ACTIVITY
Give a bare count of the lines with "border" in the material below.

SOURCE MATERIAL

/---

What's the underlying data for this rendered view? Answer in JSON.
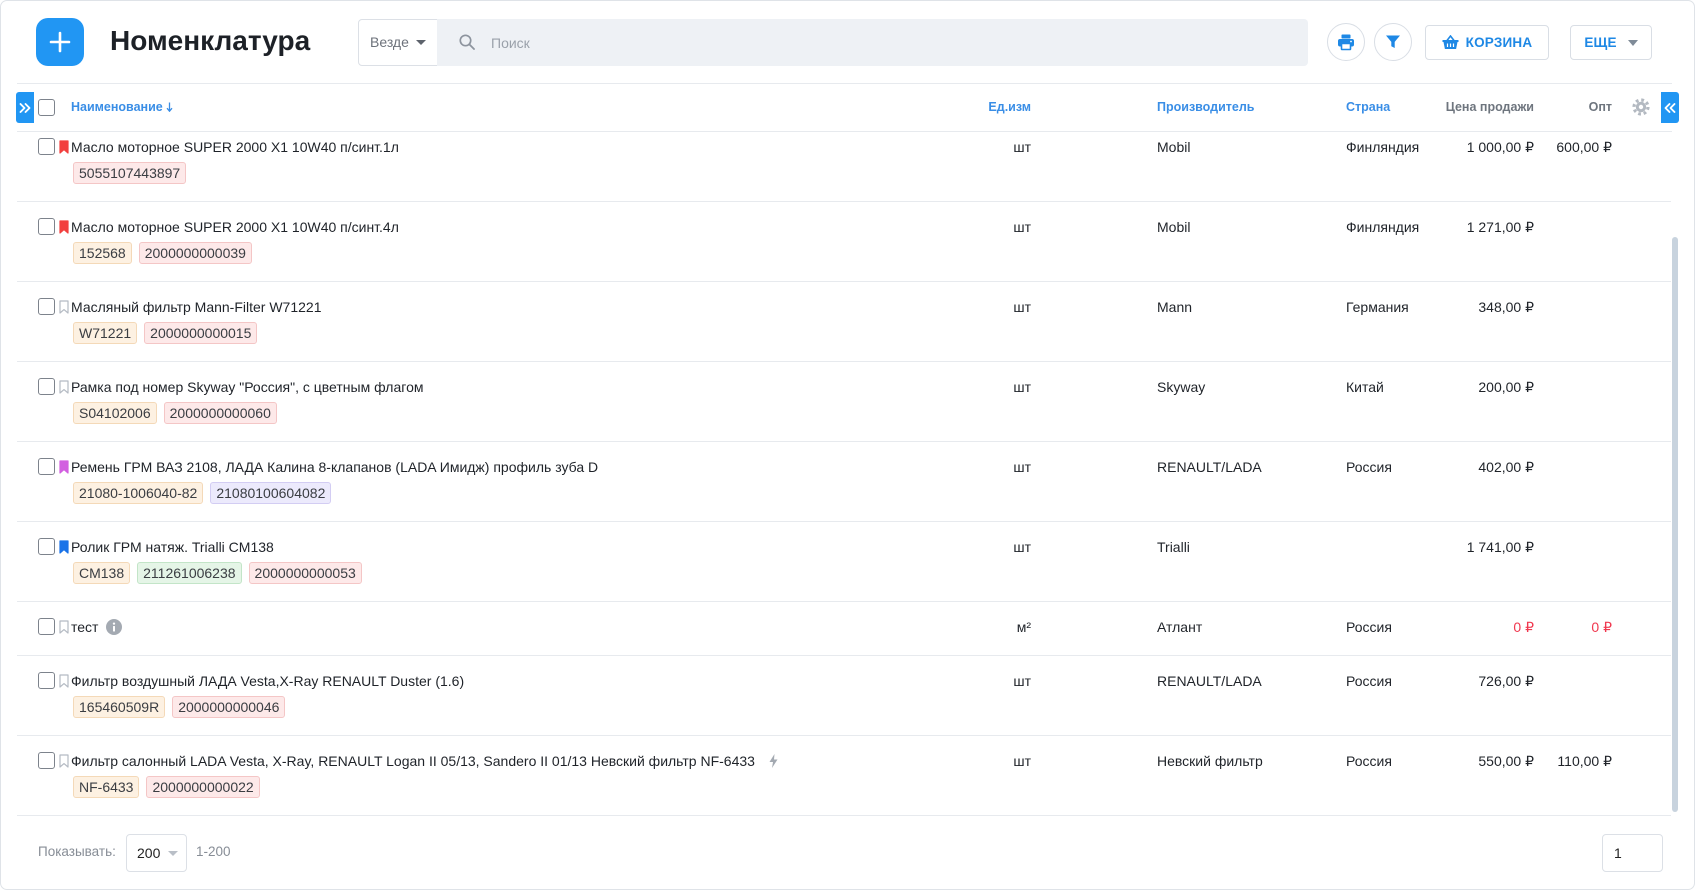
{
  "colors": {
    "accent": "#2196f3",
    "link": "#1e88e5",
    "zero_price": "#f0384f"
  },
  "header": {
    "title": "Номенклатура",
    "scope": "Везде",
    "search": {
      "placeholder": "Поиск",
      "value": ""
    },
    "cart_label": "КОРЗИНА",
    "more_label": "ЕЩЕ",
    "icons": {
      "add": "plus-icon",
      "search": "search-icon",
      "print": "printer-icon",
      "filter": "filter-icon",
      "cart": "basket-icon"
    }
  },
  "table": {
    "columns": {
      "name": "Наименование",
      "unit": "Ед.изм",
      "manufacturer": "Производитель",
      "country": "Страна",
      "price": "Цена продажи",
      "opt": "Опт"
    },
    "icons": {
      "sort": "sort-arrow-down-icon",
      "settings": "gear-icon",
      "expand_left": "double-chevron-right-icon",
      "collapse_right": "double-chevron-left-icon"
    },
    "tag_tones": {
      "beige": {
        "bg": "#fdf1e2",
        "border": "#f4d9b8"
      },
      "pink": {
        "bg": "#fde9e9",
        "border": "#f4c6c6"
      },
      "lavender": {
        "bg": "#eceafc",
        "border": "#d3cdf3"
      },
      "green": {
        "bg": "#e5f5e7",
        "border": "#c3e5c8"
      }
    },
    "rows": [
      {
        "name": "Масло моторное SUPER 2000 X1 10W40 п/синт.1л",
        "bookmark_color": "#f2403f",
        "tags": [
          {
            "text": "5055107443897",
            "tone": "pink"
          }
        ],
        "unit": "шт",
        "manufacturer": "Mobil",
        "country": "Финляндия",
        "price": "1 000,00 ₽",
        "opt": "600,00 ₽"
      },
      {
        "name": "Масло моторное SUPER 2000 X1 10W40 п/синт.4л",
        "bookmark_color": "#f2403f",
        "tags": [
          {
            "text": "152568",
            "tone": "beige"
          },
          {
            "text": "2000000000039",
            "tone": "pink"
          }
        ],
        "unit": "шт",
        "manufacturer": "Mobil",
        "country": "Финляндия",
        "price": "1 271,00 ₽",
        "opt": ""
      },
      {
        "name": "Масляный фильтр Mann-Filter W71221",
        "bookmark_color": null,
        "tags": [
          {
            "text": "W71221",
            "tone": "beige"
          },
          {
            "text": "2000000000015",
            "tone": "pink"
          }
        ],
        "unit": "шт",
        "manufacturer": "Mann",
        "country": "Германия",
        "price": "348,00 ₽",
        "opt": ""
      },
      {
        "name": "Рамка под номер Skyway \"Россия\", с цветным флагом",
        "bookmark_color": null,
        "tags": [
          {
            "text": "S04102006",
            "tone": "beige"
          },
          {
            "text": "2000000000060",
            "tone": "pink"
          }
        ],
        "unit": "шт",
        "manufacturer": "Skyway",
        "country": "Китай",
        "price": "200,00 ₽",
        "opt": ""
      },
      {
        "name": "Ремень ГРМ ВАЗ 2108, ЛАДА Калина 8-клапанов (LADA Имидж) профиль зуба D",
        "bookmark_color": "#d25fe0",
        "tags": [
          {
            "text": "21080-1006040-82",
            "tone": "beige"
          },
          {
            "text": "21080100604082",
            "tone": "lavender"
          }
        ],
        "unit": "шт",
        "manufacturer": "RENAULT/LADA",
        "country": "Россия",
        "price": "402,00 ₽",
        "opt": ""
      },
      {
        "name": "Ролик ГРМ натяж. Trialli CM138",
        "bookmark_color": "#1a73e8",
        "tags": [
          {
            "text": "CM138",
            "tone": "beige"
          },
          {
            "text": "211261006238",
            "tone": "green"
          },
          {
            "text": "2000000000053",
            "tone": "pink"
          }
        ],
        "unit": "шт",
        "manufacturer": "Trialli",
        "country": "",
        "price": "1 741,00 ₽",
        "opt": ""
      },
      {
        "name": "тест",
        "bookmark_color": null,
        "info_icon": "info-icon",
        "tags": [],
        "unit": "м²",
        "manufacturer": "Атлант",
        "country": "Россия",
        "price": "0 ₽",
        "opt": "0 ₽",
        "price_color": "#f0384f"
      },
      {
        "name": "Фильтр воздушный ЛАДА Vesta,X-Ray RENAULT Duster (1.6)",
        "bookmark_color": null,
        "tags": [
          {
            "text": "165460509R",
            "tone": "beige"
          },
          {
            "text": "2000000000046",
            "tone": "pink"
          }
        ],
        "unit": "шт",
        "manufacturer": "RENAULT/LADA",
        "country": "Россия",
        "price": "726,00 ₽",
        "opt": ""
      },
      {
        "name": "Фильтр салонный LADA Vesta, X-Ray, RENAULT Logan II 05/13, Sandero II 01/13 Невский фильтр NF-6433",
        "bookmark_color": null,
        "flash_icon": "lightning-icon",
        "tags": [
          {
            "text": "NF-6433",
            "tone": "beige"
          },
          {
            "text": "2000000000022",
            "tone": "pink"
          }
        ],
        "unit": "шт",
        "manufacturer": "Невский фильтр",
        "country": "Россия",
        "price": "550,00 ₽",
        "opt": "110,00 ₽"
      }
    ]
  },
  "footer": {
    "show_label": "Показывать:",
    "page_size": "200",
    "range": "1-200",
    "page": "1"
  }
}
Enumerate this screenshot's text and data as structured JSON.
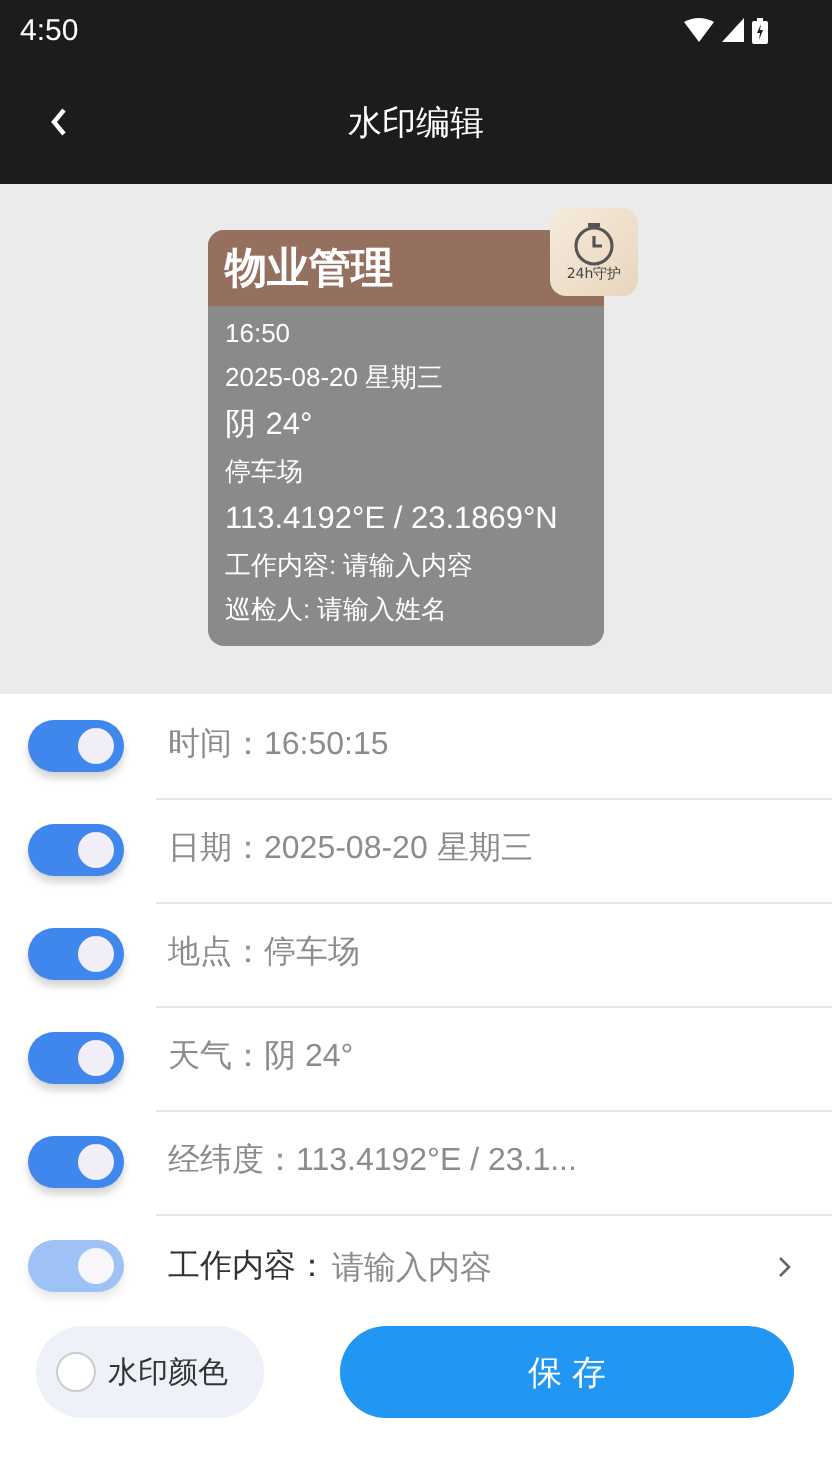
{
  "status_bar": {
    "time": "4:50"
  },
  "header": {
    "title": "水印编辑"
  },
  "preview": {
    "title": "物业管理",
    "badge": "24h守护",
    "lines": [
      {
        "text": "16:50",
        "kind": "small"
      },
      {
        "text": "2025-08-20 星期三",
        "kind": "small"
      },
      {
        "text": "阴 24°",
        "kind": "large"
      },
      {
        "text": "停车场",
        "kind": "small"
      },
      {
        "text": "113.4192°E / 23.1869°N",
        "kind": "large"
      },
      {
        "text": "工作内容: 请输入内容",
        "kind": "small"
      },
      {
        "text": "巡检人: 请输入姓名",
        "kind": "small"
      }
    ]
  },
  "settings": [
    {
      "kind": "toggle",
      "label": "时间：",
      "value": "16:50:15",
      "on": true,
      "disabled": false
    },
    {
      "kind": "toggle",
      "label": "日期：",
      "value": "2025-08-20 星期三",
      "on": true,
      "disabled": false
    },
    {
      "kind": "toggle",
      "label": "地点：",
      "value": "停车场",
      "on": true,
      "disabled": false
    },
    {
      "kind": "toggle",
      "label": "天气：",
      "value": "阴 24°",
      "on": true,
      "disabled": false
    },
    {
      "kind": "toggle",
      "label": "经纬度：",
      "value": "113.4192°E / 23.1...",
      "on": true,
      "disabled": false
    },
    {
      "kind": "input",
      "label": "工作内容：",
      "placeholder": "请输入内容",
      "on": true,
      "disabled": true
    }
  ],
  "footer": {
    "color_option": {
      "label": "水印颜色",
      "checked": false
    },
    "save": "保 存"
  }
}
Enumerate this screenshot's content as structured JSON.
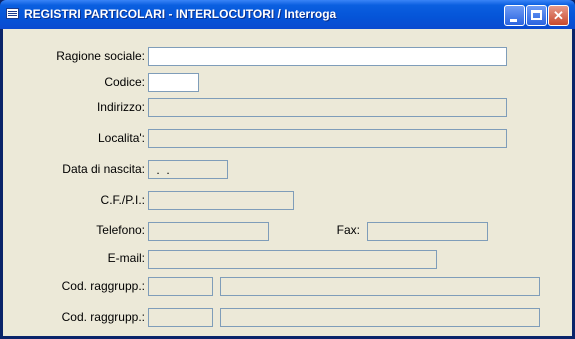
{
  "window": {
    "title": "REGISTRI PARTICOLARI - INTERLOCUTORI / Interroga",
    "minimize_icon": "minimize-icon",
    "maximize_icon": "maximize-icon",
    "close_icon": "close-icon"
  },
  "form": {
    "ragione_sociale": {
      "label": "Ragione sociale:",
      "value": ""
    },
    "codice": {
      "label": "Codice:",
      "value": ""
    },
    "indirizzo": {
      "label": "Indirizzo:",
      "value": ""
    },
    "localita": {
      "label": "Localita':",
      "value": ""
    },
    "data_nascita": {
      "label": "Data di nascita:",
      "value": " .  ."
    },
    "cf_pi": {
      "label": "C.F./P.I.:",
      "value": ""
    },
    "telefono": {
      "label": "Telefono:",
      "value": ""
    },
    "fax": {
      "label": "Fax:",
      "value": ""
    },
    "email": {
      "label": "E-mail:",
      "value": ""
    },
    "cod_raggrupp_1": {
      "label": "Cod. raggrupp.:",
      "code": "",
      "description": ""
    },
    "cod_raggrupp_2": {
      "label": "Cod. raggrupp.:",
      "code": "",
      "description": ""
    }
  }
}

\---

RESULT BELOW
4